→ **Instructions for the task**: All of the data must be output exactly, with every picture left out.

---------------

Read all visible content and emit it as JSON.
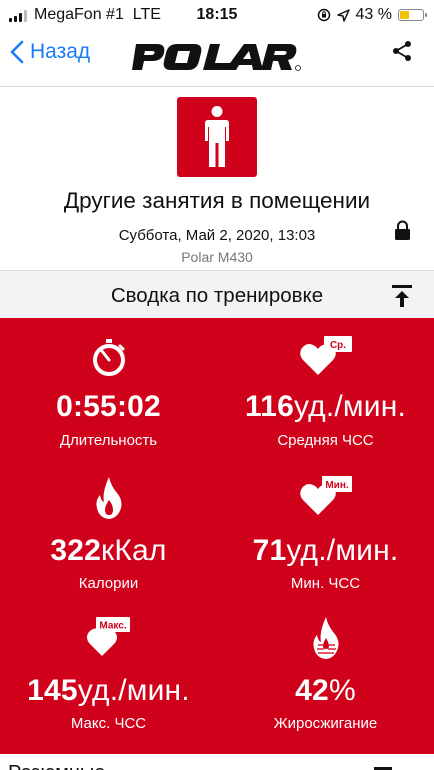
{
  "status_bar": {
    "carrier": "MegaFon #1",
    "network": "LTE",
    "time": "18:15",
    "battery": "43 %",
    "battery_level": 0.43
  },
  "nav": {
    "back_label": "Назад",
    "logo_text": "POLAR"
  },
  "session": {
    "title": "Другие занятия в помещении",
    "datetime": "Суббота, Май 2, 2020, 13:03",
    "device": "Polar M430"
  },
  "summary": {
    "header": "Сводка по тренировке",
    "stats": [
      {
        "icon": "stopwatch-icon",
        "value": "0:55:02",
        "unit": "",
        "label": "Длительность"
      },
      {
        "icon": "heart-avg-icon",
        "badge": "Ср.",
        "value": "116",
        "unit": "уд./мин.",
        "label": "Средняя ЧСС"
      },
      {
        "icon": "flame-icon",
        "value": "322",
        "unit": "кКал",
        "label": "Калории"
      },
      {
        "icon": "heart-min-icon",
        "badge": "Мин.",
        "value": "71",
        "unit": "уд./мин.",
        "label": "Мин. ЧСС"
      },
      {
        "icon": "heart-max-icon",
        "badge": "Макс.",
        "value": "145",
        "unit": "уд./мин.",
        "label": "Макс. ЧСС"
      },
      {
        "icon": "fat-burn-icon",
        "value": "42",
        "unit": "%",
        "label": "Жиросжигание"
      }
    ]
  },
  "next_section": {
    "label": "Резюмные"
  },
  "colors": {
    "accent": "#d0021b",
    "link": "#1a7cf5"
  }
}
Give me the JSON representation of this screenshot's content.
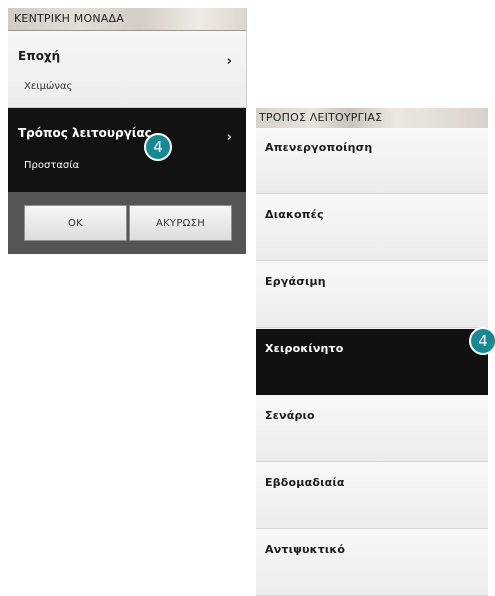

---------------

→ **Response for this exercise**:
Read all visible content and emit it as JSON.
{
  "status_bar": {
    "carrier": "MegaFon #1",
    "network": "LTE",
    "time": "18:15",
    "battery": "43 %",
    "battery_level": 0.43
  },
  "nav": {
    "back_label": "Назад",
    "logo_text": "POLAR"
  },
  "session": {
    "title": "Другие занятия в помещении",
    "datetime": "Суббота, Май 2, 2020, 13:03",
    "device": "Polar M430"
  },
  "summary": {
    "header": "Сводка по тренировке",
    "stats": [
      {
        "icon": "stopwatch-icon",
        "value": "0:55:02",
        "unit": "",
        "label": "Длительность"
      },
      {
        "icon": "heart-avg-icon",
        "badge": "Ср.",
        "value": "116",
        "unit": "уд./мин.",
        "label": "Средняя ЧСС"
      },
      {
        "icon": "flame-icon",
        "value": "322",
        "unit": "кКал",
        "label": "Калории"
      },
      {
        "icon": "heart-min-icon",
        "badge": "Мин.",
        "value": "71",
        "unit": "уд./мин.",
        "label": "Мин. ЧСС"
      },
      {
        "icon": "heart-max-icon",
        "badge": "Макс.",
        "value": "145",
        "unit": "уд./мин.",
        "label": "Макс. ЧСС"
      },
      {
        "icon": "fat-burn-icon",
        "value": "42",
        "unit": "%",
        "label": "Жиросжигание"
      }
    ]
  },
  "next_section": {
    "label": "Резюмные"
  },
  "colors": {
    "accent": "#d0021b",
    "link": "#1a7cf5"
  }
}
Give me the JSON representation of this screenshot's content.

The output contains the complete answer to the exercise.